Whenever I would dog paddle around in the pool, they would chatter at me from the water's edge and critique my form. At the time, I was cocky enough to yell at them, thinking that raccoons hated to swim and I was safe in the water. (In hindsight, I was probably confusing them with cats). When I still wouldn't vacate the pool, they stole one of my crutches and laid it across the pool's entrance as a makeshift "trespassers will be prosecuted" sign and then proceeded to throw anything they could find into the pool and steal my goggles for the rest of the summer. (Clearly, they'd been reading Che Guevara's writing on urban guerrilla tactics). Happily, tensions were resolved after we saved a raccoon who was getting his ass handed to him (literally) by a coyote on our porch. (Yeah, I'm really not helping the stereotype of Canada being nothing but wilderness. I swear that we live in the suburbs).
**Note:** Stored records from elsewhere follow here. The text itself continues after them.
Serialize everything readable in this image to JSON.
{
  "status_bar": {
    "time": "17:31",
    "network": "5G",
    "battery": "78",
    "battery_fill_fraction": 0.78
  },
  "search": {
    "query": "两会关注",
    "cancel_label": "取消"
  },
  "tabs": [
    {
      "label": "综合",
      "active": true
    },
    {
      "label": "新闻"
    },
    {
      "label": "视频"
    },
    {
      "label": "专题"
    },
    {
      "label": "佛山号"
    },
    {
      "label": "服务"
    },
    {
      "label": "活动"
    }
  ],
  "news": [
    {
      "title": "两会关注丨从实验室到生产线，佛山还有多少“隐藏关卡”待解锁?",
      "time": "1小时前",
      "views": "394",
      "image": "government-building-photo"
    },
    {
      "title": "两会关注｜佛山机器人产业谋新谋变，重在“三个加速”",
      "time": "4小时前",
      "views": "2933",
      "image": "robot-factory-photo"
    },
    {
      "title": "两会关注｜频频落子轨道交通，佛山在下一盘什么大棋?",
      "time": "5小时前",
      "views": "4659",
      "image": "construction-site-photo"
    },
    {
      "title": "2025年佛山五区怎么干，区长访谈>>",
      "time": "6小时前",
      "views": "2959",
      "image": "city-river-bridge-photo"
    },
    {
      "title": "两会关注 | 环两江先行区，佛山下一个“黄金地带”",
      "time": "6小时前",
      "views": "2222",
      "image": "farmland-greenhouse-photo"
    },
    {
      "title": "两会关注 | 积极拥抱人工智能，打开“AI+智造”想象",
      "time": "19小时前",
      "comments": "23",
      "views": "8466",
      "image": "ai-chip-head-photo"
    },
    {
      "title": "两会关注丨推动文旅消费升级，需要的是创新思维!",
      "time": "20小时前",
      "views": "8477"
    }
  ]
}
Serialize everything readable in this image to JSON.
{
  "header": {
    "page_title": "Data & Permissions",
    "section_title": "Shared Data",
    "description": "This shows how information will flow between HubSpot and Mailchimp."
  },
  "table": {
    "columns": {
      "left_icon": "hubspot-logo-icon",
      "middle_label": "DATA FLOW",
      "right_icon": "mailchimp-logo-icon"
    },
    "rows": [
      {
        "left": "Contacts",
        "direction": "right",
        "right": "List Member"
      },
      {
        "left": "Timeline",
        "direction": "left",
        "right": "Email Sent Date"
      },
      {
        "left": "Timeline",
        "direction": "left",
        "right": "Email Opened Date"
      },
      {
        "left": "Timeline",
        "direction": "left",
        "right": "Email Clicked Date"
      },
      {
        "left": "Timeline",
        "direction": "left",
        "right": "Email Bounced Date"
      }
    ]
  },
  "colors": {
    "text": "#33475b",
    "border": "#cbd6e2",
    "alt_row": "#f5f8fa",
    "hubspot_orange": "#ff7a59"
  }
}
Winter came and I thought that the raccoons had waddled off in search of greener pastures and more abundant garbage cans. Recently, however, my sister's dog Sashimi has been going crazy for apparently no reason and it turns out that she wasn't just nuts: she was hearing the raccoons out in our backyard. And what were they doing there? Swimming! Dog paddling around in our pool! You know, doing their hip exercises. Those little buggers can swim! And, according to WikiAnswers (the ultimate source of knowledge), they can reach speeds of 4.3 km/hr (translation: faster than me, dammit). Not only that, but apparently they can swim in whatever chemicals we put in our pool to preserve it throughout the winter.
Yes, the raccoons have been taking Arley lessons. They must have watched me flailing helplessly around and thought, "Damn, I can do better than that my stubby little legs can barely support my weight." I think the students have bested the teacher. (Actually, their waddling gait is surprisingly similar). While I've been splashing around to the lyrical stylings of Ricky Martin at deep water aerobics, the raccoons have taken over my pool and have been doing some laps. Every day's a polar-bear swim for them!
First, the rats eat my car and try to murderize me. Next, the raccoons assert dominance over my pool. I am like the anti-Cinderella. I think it might be best to avoid any wild-game preserves or shark tanks from here on in.